##### DATA UNDER STUDY

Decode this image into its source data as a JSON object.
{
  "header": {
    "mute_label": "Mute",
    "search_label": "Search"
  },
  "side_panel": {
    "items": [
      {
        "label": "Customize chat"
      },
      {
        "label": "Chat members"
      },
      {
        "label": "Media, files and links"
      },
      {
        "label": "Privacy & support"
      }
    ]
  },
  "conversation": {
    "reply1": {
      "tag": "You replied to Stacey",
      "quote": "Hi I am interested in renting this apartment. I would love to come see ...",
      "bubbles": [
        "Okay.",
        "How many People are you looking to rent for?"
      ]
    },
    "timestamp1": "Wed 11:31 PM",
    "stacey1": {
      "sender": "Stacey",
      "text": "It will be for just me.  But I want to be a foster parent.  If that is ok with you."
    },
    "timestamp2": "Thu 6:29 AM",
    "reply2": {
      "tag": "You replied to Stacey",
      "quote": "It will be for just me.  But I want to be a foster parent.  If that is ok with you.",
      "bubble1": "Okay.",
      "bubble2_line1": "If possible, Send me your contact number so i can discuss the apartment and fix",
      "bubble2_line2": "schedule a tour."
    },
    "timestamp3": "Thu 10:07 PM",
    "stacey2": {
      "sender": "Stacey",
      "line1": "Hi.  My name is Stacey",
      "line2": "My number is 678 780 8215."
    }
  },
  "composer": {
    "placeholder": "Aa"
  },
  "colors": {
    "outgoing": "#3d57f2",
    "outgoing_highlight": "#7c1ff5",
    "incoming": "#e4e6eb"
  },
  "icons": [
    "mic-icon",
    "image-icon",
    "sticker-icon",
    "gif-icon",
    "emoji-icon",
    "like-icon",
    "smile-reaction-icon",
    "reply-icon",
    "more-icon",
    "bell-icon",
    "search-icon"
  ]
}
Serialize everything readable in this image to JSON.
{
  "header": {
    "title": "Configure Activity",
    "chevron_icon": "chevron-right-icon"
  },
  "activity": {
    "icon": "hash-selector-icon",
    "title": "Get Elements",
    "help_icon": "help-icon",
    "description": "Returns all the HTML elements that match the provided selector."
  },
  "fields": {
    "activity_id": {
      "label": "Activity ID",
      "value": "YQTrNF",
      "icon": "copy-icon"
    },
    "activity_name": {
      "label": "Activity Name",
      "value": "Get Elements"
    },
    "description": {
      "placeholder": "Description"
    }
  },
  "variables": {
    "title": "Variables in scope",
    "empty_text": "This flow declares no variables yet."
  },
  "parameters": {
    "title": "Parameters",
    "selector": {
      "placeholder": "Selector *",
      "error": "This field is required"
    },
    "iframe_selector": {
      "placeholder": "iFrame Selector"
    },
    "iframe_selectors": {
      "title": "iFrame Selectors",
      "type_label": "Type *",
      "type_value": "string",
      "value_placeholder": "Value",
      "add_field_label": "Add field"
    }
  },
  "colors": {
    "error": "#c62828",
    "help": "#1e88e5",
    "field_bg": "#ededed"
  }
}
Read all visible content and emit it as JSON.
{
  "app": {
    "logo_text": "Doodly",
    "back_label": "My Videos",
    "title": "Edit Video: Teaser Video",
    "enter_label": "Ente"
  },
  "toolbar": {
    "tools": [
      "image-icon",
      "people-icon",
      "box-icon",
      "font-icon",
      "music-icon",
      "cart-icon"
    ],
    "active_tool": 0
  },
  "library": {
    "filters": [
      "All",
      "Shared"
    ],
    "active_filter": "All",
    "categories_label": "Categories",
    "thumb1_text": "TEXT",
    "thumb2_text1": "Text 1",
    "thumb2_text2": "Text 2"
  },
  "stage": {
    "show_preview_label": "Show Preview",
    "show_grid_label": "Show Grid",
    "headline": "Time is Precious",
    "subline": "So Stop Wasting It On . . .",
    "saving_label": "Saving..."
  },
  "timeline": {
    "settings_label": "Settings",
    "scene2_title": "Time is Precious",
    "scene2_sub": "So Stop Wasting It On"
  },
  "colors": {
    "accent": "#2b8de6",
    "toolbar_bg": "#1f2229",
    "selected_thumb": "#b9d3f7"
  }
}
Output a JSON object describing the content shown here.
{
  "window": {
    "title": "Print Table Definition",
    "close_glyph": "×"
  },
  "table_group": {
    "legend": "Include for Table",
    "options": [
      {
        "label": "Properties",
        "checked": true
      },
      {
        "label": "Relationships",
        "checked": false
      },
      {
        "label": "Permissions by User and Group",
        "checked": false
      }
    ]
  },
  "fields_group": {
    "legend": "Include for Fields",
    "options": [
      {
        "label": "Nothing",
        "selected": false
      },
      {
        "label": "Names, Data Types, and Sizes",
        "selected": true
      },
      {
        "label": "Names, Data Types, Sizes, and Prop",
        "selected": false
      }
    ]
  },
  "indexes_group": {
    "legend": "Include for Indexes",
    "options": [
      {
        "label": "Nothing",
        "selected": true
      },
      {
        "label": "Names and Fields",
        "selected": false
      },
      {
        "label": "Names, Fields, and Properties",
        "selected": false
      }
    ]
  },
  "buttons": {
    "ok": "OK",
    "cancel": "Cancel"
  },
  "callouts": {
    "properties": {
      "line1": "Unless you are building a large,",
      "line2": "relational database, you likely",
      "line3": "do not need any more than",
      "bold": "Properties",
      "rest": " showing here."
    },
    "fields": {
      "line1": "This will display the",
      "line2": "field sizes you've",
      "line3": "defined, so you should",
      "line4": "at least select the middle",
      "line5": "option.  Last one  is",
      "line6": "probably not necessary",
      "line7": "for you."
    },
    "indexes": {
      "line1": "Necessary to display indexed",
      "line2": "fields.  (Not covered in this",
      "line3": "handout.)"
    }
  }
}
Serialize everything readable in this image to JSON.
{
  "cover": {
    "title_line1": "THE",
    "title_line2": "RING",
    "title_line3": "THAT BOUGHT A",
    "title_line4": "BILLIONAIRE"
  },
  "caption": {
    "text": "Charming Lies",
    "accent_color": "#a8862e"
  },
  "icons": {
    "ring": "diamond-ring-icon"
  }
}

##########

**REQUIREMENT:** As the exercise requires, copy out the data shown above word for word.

**EXERCISE RESULT:**
Decode this image into its source data as a JSON object.
{
  "header": {
    "mute_label": "Mute",
    "search_label": "Search"
  },
  "side_panel": {
    "items": [
      {
        "label": "Customize chat"
      },
      {
        "label": "Chat members"
      },
      {
        "label": "Media, files and links"
      },
      {
        "label": "Privacy & support"
      }
    ]
  },
  "conversation": {
    "reply1": {
      "tag": "You replied to Stacey",
      "quote": "Hi I am interested in renting this apartment. I would love to come see ...",
      "bubbles": [
        "Okay.",
        "How many People are you looking to rent for?"
      ]
    },
    "timestamp1": "Wed 11:31 PM",
    "stacey1": {
      "sender": "Stacey",
      "text": "It will be for just me.  But I want to be a foster parent.  If that is ok with you."
    },
    "timestamp2": "Thu 6:29 AM",
    "reply2": {
      "tag": "You replied to Stacey",
      "quote": "It will be for just me.  But I want to be a foster parent.  If that is ok with you.",
      "bubble1": "Okay.",
      "bubble2_line1": "If possible, Send me your contact number so i can discuss the apartment and fix",
      "bubble2_line2": "schedule a tour."
    },
    "timestamp3": "Thu 10:07 PM",
    "stacey2": {
      "sender": "Stacey",
      "line1": "Hi.  My name is Stacey",
      "line2": "My number is 678 780 8215."
    }
  },
  "composer": {
    "placeholder": "Aa"
  },
  "colors": {
    "outgoing": "#3d57f2",
    "outgoing_highlight": "#7c1ff5",
    "incoming": "#e4e6eb"
  },
  "icons": [
    "mic-icon",
    "image-icon",
    "sticker-icon",
    "gif-icon",
    "emoji-icon",
    "like-icon",
    "smile-reaction-icon",
    "reply-icon",
    "more-icon",
    "bell-icon",
    "search-icon"
  ]
}
Serialize everything readable in this image to JSON.
{
  "header": {
    "title": "Configure Activity",
    "chevron_icon": "chevron-right-icon"
  },
  "activity": {
    "icon": "hash-selector-icon",
    "title": "Get Elements",
    "help_icon": "help-icon",
    "description": "Returns all the HTML elements that match the provided selector."
  },
  "fields": {
    "activity_id": {
      "label": "Activity ID",
      "value": "YQTrNF",
      "icon": "copy-icon"
    },
    "activity_name": {
      "label": "Activity Name",
      "value": "Get Elements"
    },
    "description": {
      "placeholder": "Description"
    }
  },
  "variables": {
    "title": "Variables in scope",
    "empty_text": "This flow declares no variables yet."
  },
  "parameters": {
    "title": "Parameters",
    "selector": {
      "placeholder": "Selector *",
      "error": "This field is required"
    },
    "iframe_selector": {
      "placeholder": "iFrame Selector"
    },
    "iframe_selectors": {
      "title": "iFrame Selectors",
      "type_label": "Type *",
      "type_value": "string",
      "value_placeholder": "Value",
      "add_field_label": "Add field"
    }
  },
  "colors": {
    "error": "#c62828",
    "help": "#1e88e5",
    "field_bg": "#ededed"
  }
}
Read all visible content and emit it as JSON.
{
  "app": {
    "logo_text": "Doodly",
    "back_label": "My Videos",
    "title": "Edit Video: Teaser Video",
    "enter_label": "Ente"
  },
  "toolbar": {
    "tools": [
      "image-icon",
      "people-icon",
      "box-icon",
      "font-icon",
      "music-icon",
      "cart-icon"
    ],
    "active_tool": 0
  },
  "library": {
    "filters": [
      "All",
      "Shared"
    ],
    "active_filter": "All",
    "categories_label": "Categories",
    "thumb1_text": "TEXT",
    "thumb2_text1": "Text 1",
    "thumb2_text2": "Text 2"
  },
  "stage": {
    "show_preview_label": "Show Preview",
    "show_grid_label": "Show Grid",
    "headline": "Time is Precious",
    "subline": "So Stop Wasting It On . . .",
    "saving_label": "Saving..."
  },
  "timeline": {
    "settings_label": "Settings",
    "scene2_title": "Time is Precious",
    "scene2_sub": "So Stop Wasting It On"
  },
  "colors": {
    "accent": "#2b8de6",
    "toolbar_bg": "#1f2229",
    "selected_thumb": "#b9d3f7"
  }
}
Output a JSON object describing the content shown here.
{
  "window": {
    "title": "Print Table Definition",
    "close_glyph": "×"
  },
  "table_group": {
    "legend": "Include for Table",
    "options": [
      {
        "label": "Properties",
        "checked": true
      },
      {
        "label": "Relationships",
        "checked": false
      },
      {
        "label": "Permissions by User and Group",
        "checked": false
      }
    ]
  },
  "fields_group": {
    "legend": "Include for Fields",
    "options": [
      {
        "label": "Nothing",
        "selected": false
      },
      {
        "label": "Names, Data Types, and Sizes",
        "selected": true
      },
      {
        "label": "Names, Data Types, Sizes, and Prop",
        "selected": false
      }
    ]
  },
  "indexes_group": {
    "legend": "Include for Indexes",
    "options": [
      {
        "label": "Nothing",
        "selected": true
      },
      {
        "label": "Names and Fields",
        "selected": false
      },
      {
        "label": "Names, Fields, and Properties",
        "selected": false
      }
    ]
  },
  "buttons": {
    "ok": "OK",
    "cancel": "Cancel"
  },
  "callouts": {
    "properties": {
      "line1": "Unless you are building a large,",
      "line2": "relational database, you likely",
      "line3": "do not need any more than",
      "bold": "Properties",
      "rest": " showing here."
    },
    "fields": {
      "line1": "This will display the",
      "line2": "field sizes you've",
      "line3": "defined, so you should",
      "line4": "at least select the middle",
      "line5": "option.  Last one  is",
      "line6": "probably not necessary",
      "line7": "for you."
    },
    "indexes": {
      "line1": "Necessary to display indexed",
      "line2": "fields.  (Not covered in this",
      "line3": "handout.)"
    }
  }
}
Serialize everything readable in this image to JSON.
{
  "cover": {
    "title_line1": "THE",
    "title_line2": "RING",
    "title_line3": "THAT BOUGHT A",
    "title_line4": "BILLIONAIRE"
  },
  "caption": {
    "text": "Charming Lies",
    "accent_color": "#a8862e"
  },
  "icons": {
    "ring": "diamond-ring-icon"
  }
}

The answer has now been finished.